Then that afternoon, Kinkel said the voices in his head told him to shoot his father so he picked up the rifle and walked downstairs where he found his dad sitting.
‘Kill him, shoot him. You have no choice,’ the voices told Kinkel, he said.
He then shot his dad in the back of the head and dragged his body to the bathroom where he covered it with a sheet, then waited for his mom to get home.
Kinkel then drove to his school and shot 17 year-old Mikael Nickolauson, left, and 16 year-old Ben Walker, right dead. He chose his victims at random, and injured 22 others
Kinkel met his mom in the garage and told her he loved her before shooting her twice in the back of the head, three times in the face and once in the heart before then covering her body with a sheet.
‘Get guns and bullets.
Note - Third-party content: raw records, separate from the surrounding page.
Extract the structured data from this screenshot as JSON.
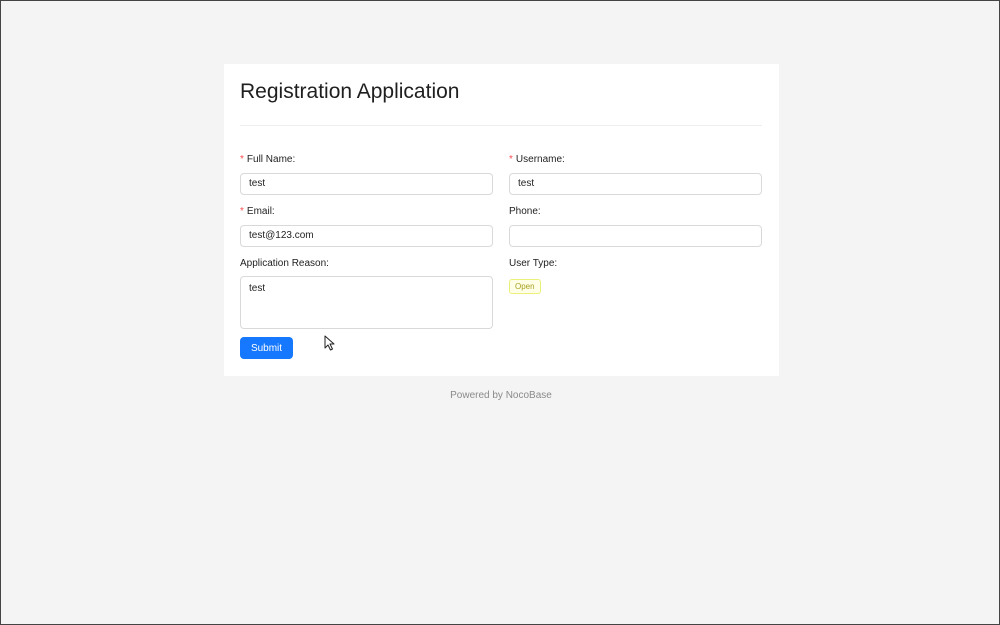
{
  "form": {
    "title": "Registration Application",
    "fields": {
      "full_name": {
        "label": "Full Name:",
        "required": true,
        "value": "test"
      },
      "username": {
        "label": "Username:",
        "required": true,
        "value": "test"
      },
      "email": {
        "label": "Email:",
        "required": true,
        "value": "test@123.com"
      },
      "phone": {
        "label": "Phone:",
        "required": false,
        "value": ""
      },
      "application_reason": {
        "label": "Application Reason:",
        "required": false,
        "value": "test"
      },
      "user_type": {
        "label": "User Type:",
        "required": false,
        "value": "Open"
      }
    },
    "required_marker": "*",
    "submit_label": "Submit"
  },
  "footer": {
    "text": "Powered by NocoBase"
  },
  "colors": {
    "primary": "#1677ff",
    "required": "#ff4d4f",
    "tag_background": "#feffe6",
    "tag_text": "#a8a020",
    "page_background": "#f4f4f4"
  },
  "icons": {
    "cursor": "mouse-pointer-icon"
  }
}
You have no other choice. Kill everybody. Go to school and kill everybody. Look at what you’ve already done,’ the voices told Kinkel, he said.
He took his mom’s SUV to the school the next morning with three guns concealed under a trench coat, as well as a hunting knife and two bullets he taped to his chest to make sure he would have enough rounds to then kill himself.
‘Shoot these boys,’ the voices in his head said when he got to the school.
Kinkel said he headed to the cafeteria and shot Ben Walker, 16, in the head with his rifle. Mikael Nickolauson, 17, was also killed, and 22 other children were injured.
Both boys killed were chosen by Kinkel at random.
The teenage killer was sentenced to life without parole, and has managed to reform himself behind bars thanks to intensive mental health treatments, which helped him control his schizophrenia.
His sister Kristin has always been supportive of him, despite the horrific loss of their parents, and attended Kinkel’s graduation after he earned a degree in global studies in 2007.
Students attend a vigil in the wake of the deadly shooting in Springfield, Oregon, in May 1998
Kinkel was attacked shortly after moving to an adult prison over his notoriety, but has proved a model prisoner.
His image was used to campaign against an Oregon Senate Bill which would have stopped serious juvenile offenders from being jailed for life without parole.
Supporters said offenders under the age of 18 did not have fully formed brains, and that it was unfair to sentence them as harshly as adults for serious crimes.
It also insisted that jailing young offenders for so long breached the Eighth Amendment of the US Constitution, which forbids cruel and unusual punishment.
That law – whose official title is Senate Bill 1008 – passed, and was signed into law in January 2020.
Thurston High School is pictured. Kinkel’s shooting there was one of the first to hit a US school, and came a year before the Columbine Shooting in Colorado, where 12 students and one teacher were murdered
But the Bill was tweaked before being passed to ensure offenders sentenced before it was signed into law were not automatically eligible to try for parole.
That amendment was made with Kinkel in mind. The families of his victims who supported the move say that no amount of reform, rehabilitation or remorse would justify letting someone who had caused them such pain go free.
Kinkel told HuffPost that he tries to stay positive, despite currently facing the rest of his life behind bars.
Asked if he thinks he will ever be free, Kinkel said: ‘I think that there’s a few different ways to answer that.
‘I’ve learned through a lot of years of therapy and self work that I really need to be careful with expectations. So I don’t want to have false hope. But hope is always really important.
‘So, of course, there’s always a sense of hope that maybe I can leave an environment such as this that is miserable and designed to torment and inflict, basically, pain onto my body and soul. With that being said, I don’t know what that would look like.
‘So, I don’t allow myself to spend too much time thinking about that because I think that can actually bring more suffering.’